* _Provided records_:

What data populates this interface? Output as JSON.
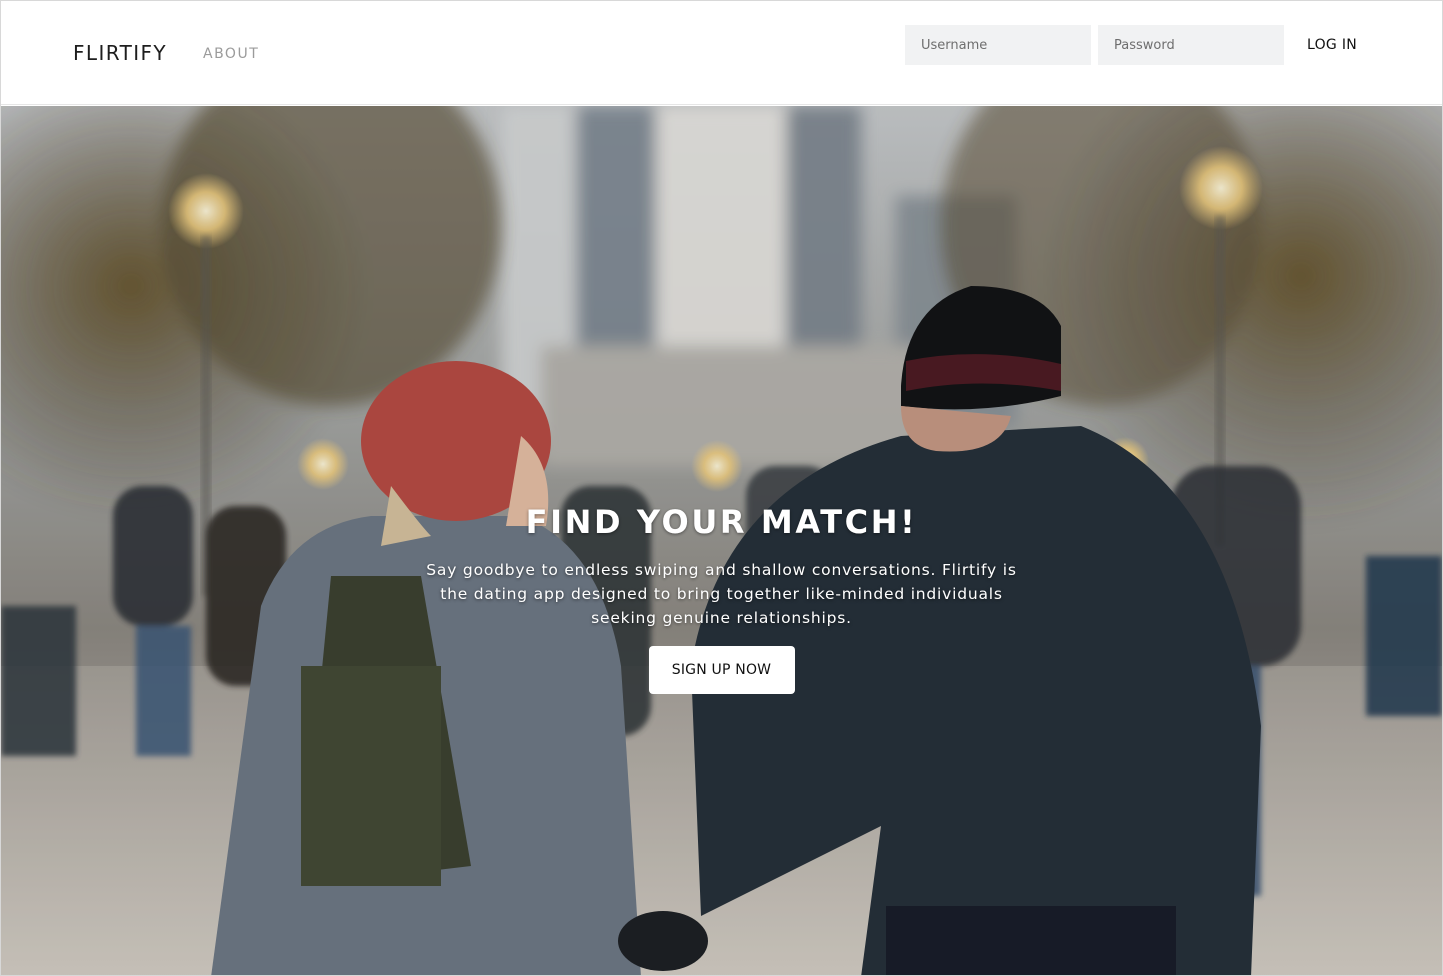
{
  "navbar": {
    "brand": "FLIRTIFY",
    "about_label": "ABOUT",
    "username_placeholder": "Username",
    "password_placeholder": "Password",
    "login_label": "LOG IN"
  },
  "hero": {
    "image_name": "couple-holding-hands-photo",
    "title": "FIND YOUR MATCH!",
    "description": "Say goodbye to endless swiping and shallow conversations. Flirtify is the dating app designed to bring together like-minded individuals seeking genuine relationships.",
    "cta_label": "SIGN UP NOW"
  }
}
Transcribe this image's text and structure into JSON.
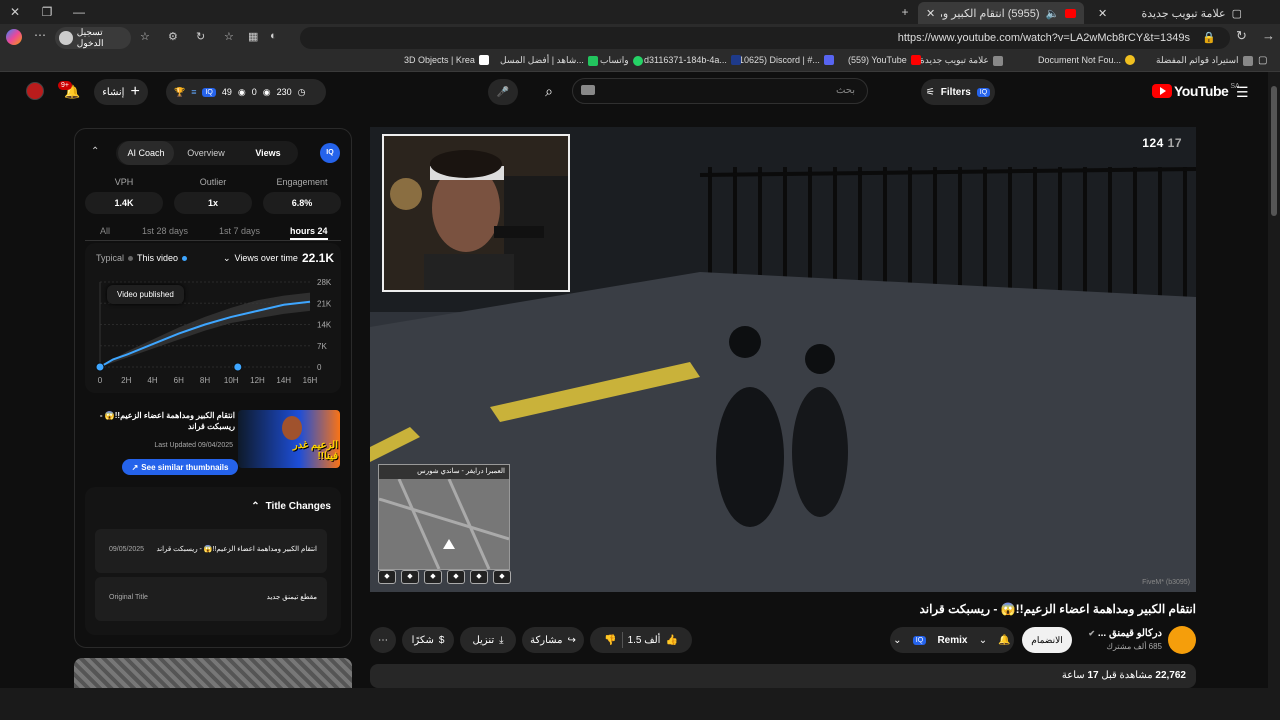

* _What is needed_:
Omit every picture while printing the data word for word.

* _Task solution_:
What data populates this interface? Output as JSON.
{
  "navbar": {
    "brand": "FLIRTIFY",
    "about_label": "ABOUT",
    "username_placeholder": "Username",
    "password_placeholder": "Password",
    "login_label": "LOG IN"
  },
  "hero": {
    "image_name": "couple-holding-hands-photo",
    "title": "FIND YOUR MATCH!",
    "description": "Say goodbye to endless swiping and shallow conversations. Flirtify is the dating app designed to bring together like-minded individuals seeking genuine relationships.",
    "cta_label": "SIGN UP NOW"
  }
}
Transcribe this image's text and structure into JSON.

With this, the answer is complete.